#### [ACTION ITEM]
Your task is to retype each line of the data below exactly.

+ + +

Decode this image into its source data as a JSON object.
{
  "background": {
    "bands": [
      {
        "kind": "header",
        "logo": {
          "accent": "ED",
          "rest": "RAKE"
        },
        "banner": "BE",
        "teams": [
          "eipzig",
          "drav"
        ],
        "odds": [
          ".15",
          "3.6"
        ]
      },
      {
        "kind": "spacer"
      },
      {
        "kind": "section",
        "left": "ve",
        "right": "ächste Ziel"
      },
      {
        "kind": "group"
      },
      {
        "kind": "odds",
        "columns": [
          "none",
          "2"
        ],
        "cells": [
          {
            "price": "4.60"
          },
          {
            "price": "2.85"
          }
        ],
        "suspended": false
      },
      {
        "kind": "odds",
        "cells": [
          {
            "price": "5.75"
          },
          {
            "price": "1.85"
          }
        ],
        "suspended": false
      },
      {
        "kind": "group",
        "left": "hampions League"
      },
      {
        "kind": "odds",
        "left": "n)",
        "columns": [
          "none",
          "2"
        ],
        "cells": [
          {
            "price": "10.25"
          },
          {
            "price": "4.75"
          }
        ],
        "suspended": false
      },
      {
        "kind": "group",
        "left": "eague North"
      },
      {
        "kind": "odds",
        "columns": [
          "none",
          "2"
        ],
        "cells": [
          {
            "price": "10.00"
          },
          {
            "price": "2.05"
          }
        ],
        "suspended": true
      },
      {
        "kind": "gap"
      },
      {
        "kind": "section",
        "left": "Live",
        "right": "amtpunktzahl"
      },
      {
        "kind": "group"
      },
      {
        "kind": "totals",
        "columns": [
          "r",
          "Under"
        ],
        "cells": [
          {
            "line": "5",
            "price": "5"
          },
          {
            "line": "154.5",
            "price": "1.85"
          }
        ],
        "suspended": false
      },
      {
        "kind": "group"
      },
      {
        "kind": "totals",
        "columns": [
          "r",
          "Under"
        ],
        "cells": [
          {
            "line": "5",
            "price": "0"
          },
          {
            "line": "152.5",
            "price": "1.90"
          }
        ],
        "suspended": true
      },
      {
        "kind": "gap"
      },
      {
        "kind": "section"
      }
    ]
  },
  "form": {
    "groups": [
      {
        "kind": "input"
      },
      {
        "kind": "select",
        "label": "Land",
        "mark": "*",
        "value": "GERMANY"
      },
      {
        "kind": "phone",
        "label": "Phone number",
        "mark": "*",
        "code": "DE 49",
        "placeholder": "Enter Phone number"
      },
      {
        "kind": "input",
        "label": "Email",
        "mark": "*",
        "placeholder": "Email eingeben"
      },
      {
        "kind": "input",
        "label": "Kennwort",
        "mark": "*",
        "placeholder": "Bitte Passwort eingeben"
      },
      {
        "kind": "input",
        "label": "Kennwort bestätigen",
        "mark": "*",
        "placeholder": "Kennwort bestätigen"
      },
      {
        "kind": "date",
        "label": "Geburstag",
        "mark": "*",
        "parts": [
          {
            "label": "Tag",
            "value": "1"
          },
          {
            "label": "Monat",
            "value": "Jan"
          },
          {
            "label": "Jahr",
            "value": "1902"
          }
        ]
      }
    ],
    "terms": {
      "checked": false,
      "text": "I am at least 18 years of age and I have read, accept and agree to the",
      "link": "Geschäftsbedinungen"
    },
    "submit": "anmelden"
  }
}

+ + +

#### [YOUR RESPONSE]
Decode this image into its source data as a JSON object.
{
  "background": {
    "bands": [
      {
        "kind": "header",
        "logo": {
          "accent": "ED",
          "rest": "RAKE"
        },
        "banner": "BE",
        "teams": [
          "eipzig",
          "drav"
        ],
        "odds": [
          ".15",
          "3.6"
        ]
      },
      {
        "kind": "spacer"
      },
      {
        "kind": "section",
        "left": "ve",
        "right": "ächste Ziel"
      },
      {
        "kind": "group"
      },
      {
        "kind": "odds",
        "columns": [
          "none",
          "2"
        ],
        "cells": [
          {
            "price": "4.60"
          },
          {
            "price": "2.85"
          }
        ],
        "suspended": false
      },
      {
        "kind": "odds",
        "cells": [
          {
            "price": "5.75"
          },
          {
            "price": "1.85"
          }
        ],
        "suspended": false
      },
      {
        "kind": "group",
        "left": "hampions League"
      },
      {
        "kind": "odds",
        "left": "n)",
        "columns": [
          "none",
          "2"
        ],
        "cells": [
          {
            "price": "10.25"
          },
          {
            "price": "4.75"
          }
        ],
        "suspended": false
      },
      {
        "kind": "group",
        "left": "eague North"
      },
      {
        "kind": "odds",
        "columns": [
          "none",
          "2"
        ],
        "cells": [
          {
            "price": "10.00"
          },
          {
            "price": "2.05"
          }
        ],
        "suspended": true
      },
      {
        "kind": "gap"
      },
      {
        "kind": "section",
        "left": "Live",
        "right": "amtpunktzahl"
      },
      {
        "kind": "group"
      },
      {
        "kind": "totals",
        "columns": [
          "r",
          "Under"
        ],
        "cells": [
          {
            "line": "5",
            "price": "5"
          },
          {
            "line": "154.5",
            "price": "1.85"
          }
        ],
        "suspended": false
      },
      {
        "kind": "group"
      },
      {
        "kind": "totals",
        "columns": [
          "r",
          "Under"
        ],
        "cells": [
          {
            "line": "5",
            "price": "0"
          },
          {
            "line": "152.5",
            "price": "1.90"
          }
        ],
        "suspended": true
      },
      {
        "kind": "gap"
      },
      {
        "kind": "section"
      }
    ]
  },
  "form": {
    "groups": [
      {
        "kind": "input"
      },
      {
        "kind": "select",
        "label": "Land",
        "mark": "*",
        "value": "GERMANY"
      },
      {
        "kind": "phone",
        "label": "Phone number",
        "mark": "*",
        "code": "DE 49",
        "placeholder": "Enter Phone number"
      },
      {
        "kind": "input",
        "label": "Email",
        "mark": "*",
        "placeholder": "Email eingeben"
      },
      {
        "kind": "input",
        "label": "Kennwort",
        "mark": "*",
        "placeholder": "Bitte Passwort eingeben"
      },
      {
        "kind": "input",
        "label": "Kennwort bestätigen",
        "mark": "*",
        "placeholder": "Kennwort bestätigen"
      },
      {
        "kind": "date",
        "label": "Geburstag",
        "mark": "*",
        "parts": [
          {
            "label": "Tag",
            "value": "1"
          },
          {
            "label": "Monat",
            "value": "Jan"
          },
          {
            "label": "Jahr",
            "value": "1902"
          }
        ]
      }
    ],
    "terms": {
      "checked": false,
      "text": "I am at least 18 years of age and I have read, accept and agree to the",
      "link": "Geschäftsbedinungen"
    },
    "submit": "anmelden"
  }
}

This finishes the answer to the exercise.